Wyatt, John Books

Dr. John Wyatt holds a Ph.D. from the University of Southampton.

Use of Imaginary, Historical and Actual Maps in Literature: How British and Irish Authors Created Imaginary Worlds to Tell Their Stories ( Defoe, Swift, Wordsworth, Kipling, Joyce, Tolkien)
2013 0-7734-4547-1

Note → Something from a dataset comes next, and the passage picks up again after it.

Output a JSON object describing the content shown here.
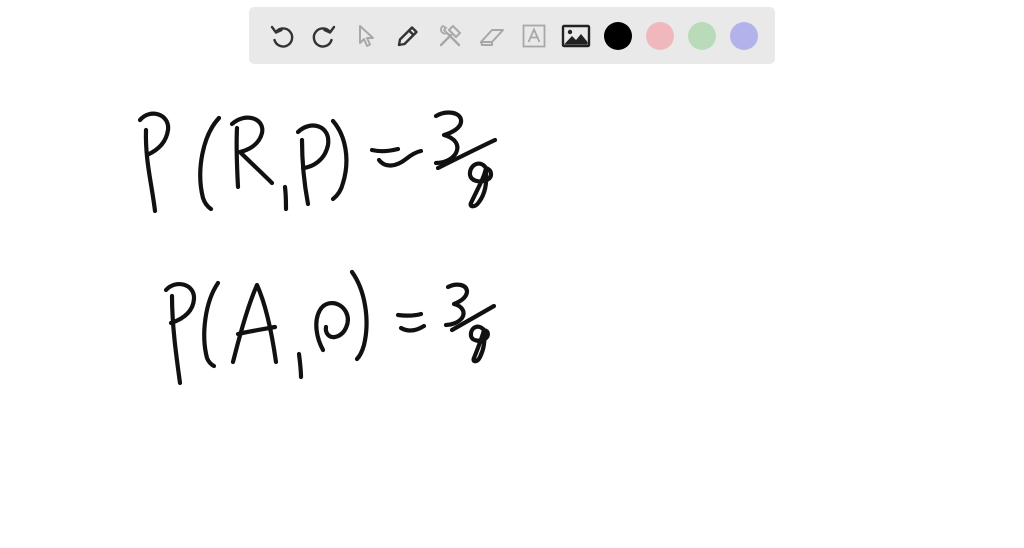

In this text, the author highlights unrecorded discoveries about how maps and literature are associated. Not only do maps give us a tool by which to understand a physical reality as it actually exists, but maps can support the realm of literary fiction – such as Tolkien’s Middle Earth, or Stevenson’s Treasure Island. There are also maps that try to catch a certain historical moment like an urban space at a particular time period, or a rural environment. While maps had historically guided travel, in literature they provide an escape mechanism that transports the audience to an unfamiliar place. Maps can create images that color the contours of the reader’s imagination, thereby fortifying the creativity of the story being told. Is there a verisimilitude where the authors are trying to realistically depict a scene as it actually exists, or does the story try to create a magical fantasy world conjured up out of thin air? The use of maps gives an array of options, and the story can hinge on what kind of setting the author creates through their employment.